Some other countries have similar practices. In Scandinavia it is known as ‘jante’.
It begins early in life. As kids we used to play a game called ‘king of the castle (and you’re the dirty rascal)’. This involved finding a high point, like the top of the monkey bars in the playground, and fighting each other to reach and stay there for as long as possible.
In Papua New Guinea the tall poppy syndrome manifests itself in the modern aberration of the traditional bigman. When someone attains the status of bigman the name of the game is to bring him down.
In Australia the tallest poppy in the land is the prime minister. A great deal of political effort is put into demolishing him.
The psychology behind the syndrome is not too hard to follow. It is all about jealousy and aspiration. We may not even disagree with what the tall poppy stands for, we just want to take his place.
Tall poppies are quick to recognise when people are after their heads and their respond by battening down and hanging on for dear life, just like the kid at the top of the monkey bars.
However, while the tall poppy stays upright they tend to colour all that goes on around them.
In Australia we even anthropomorphise the place where the tall poppy operates. In business it is ‘head office’. In our politics it is Canberra.
Most often Canberra is used as a pejorative to encompass everything that is wrong with our country. It is a place where the realities of everyday life are the most poorly understood.
Port Moresby has a similar status in the minds of many Papua New Guineans. It hangs like a boil on the underbelly of the country causing most of the pain that people feel and suffer.
Port Moresby and Canberra are places that aren’t really part of the country in which they exist. Strange people who are different to the rest of us live there.
When you stand back to analyse this it is easy to see what is going on. These tall poppies and bigmen, with their nefarious goings on, poison both the image of their position and the place where they practise it.
In most cases only some of us will dislike our tall poppies. This is okay because it is counterbalanced by those who like them. It becomes a problem when most of us dislike them.
Peter O’Neill currently represents, rightly or wrongly, everything that is rotten in Papua New Guinea, including greed, corruption and nepotism. He is seen to have poisoned not only the perception of himself but of Port Moresby too.
Whether this is true or not has yet to be proven but he has, through his intransigence, irrevocably damaged himself and his office. He has tarnished the brand.

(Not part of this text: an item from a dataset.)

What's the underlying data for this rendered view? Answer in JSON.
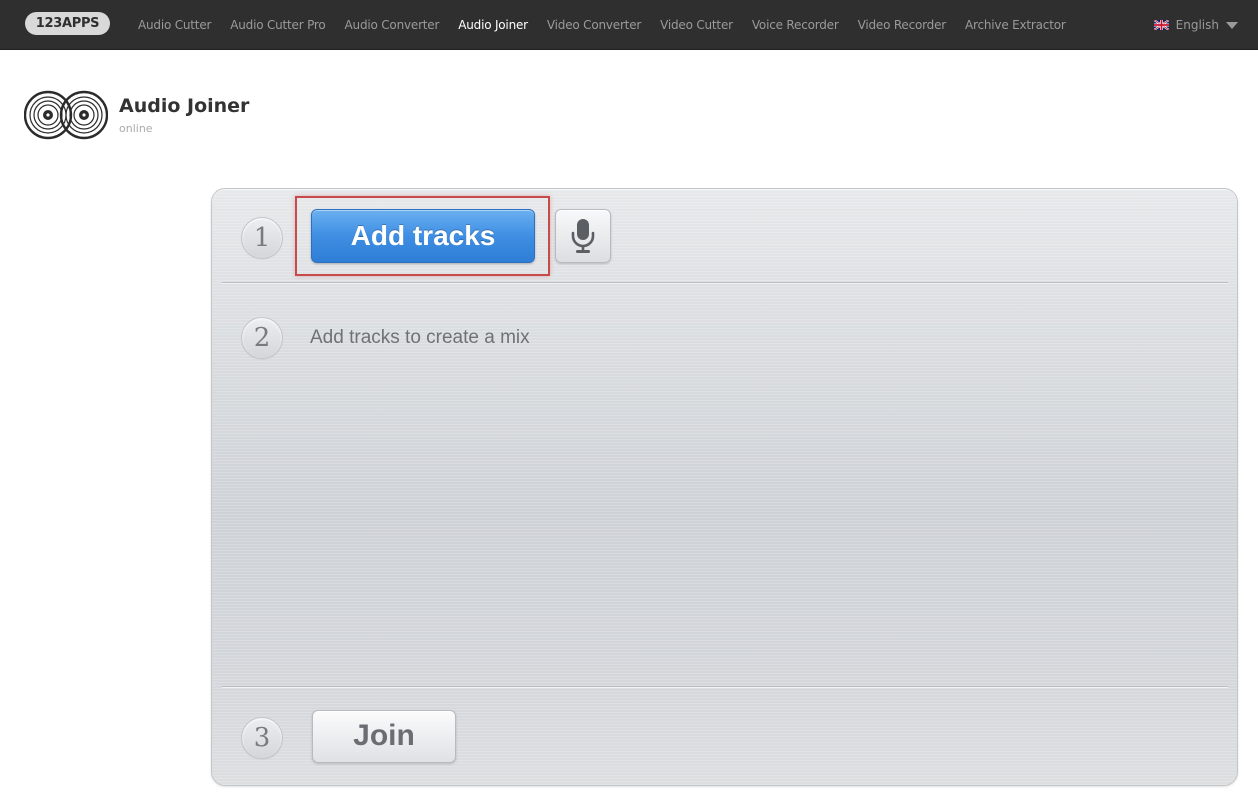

People know this; they can recognise desperation and they are manoeuvring for the kill. The sensible thing for him to do now would be to hitch up his wagon and leave town as quick as he can.
If he doesn’t do that there is a real danger that he will bring everything crashing down around him. In this sense he has the future of his country in his hands.
Beyond that the danger lies in Papua New Guinea simply repeating the experience over and over again as more tall poppies reach for their moment in the sun.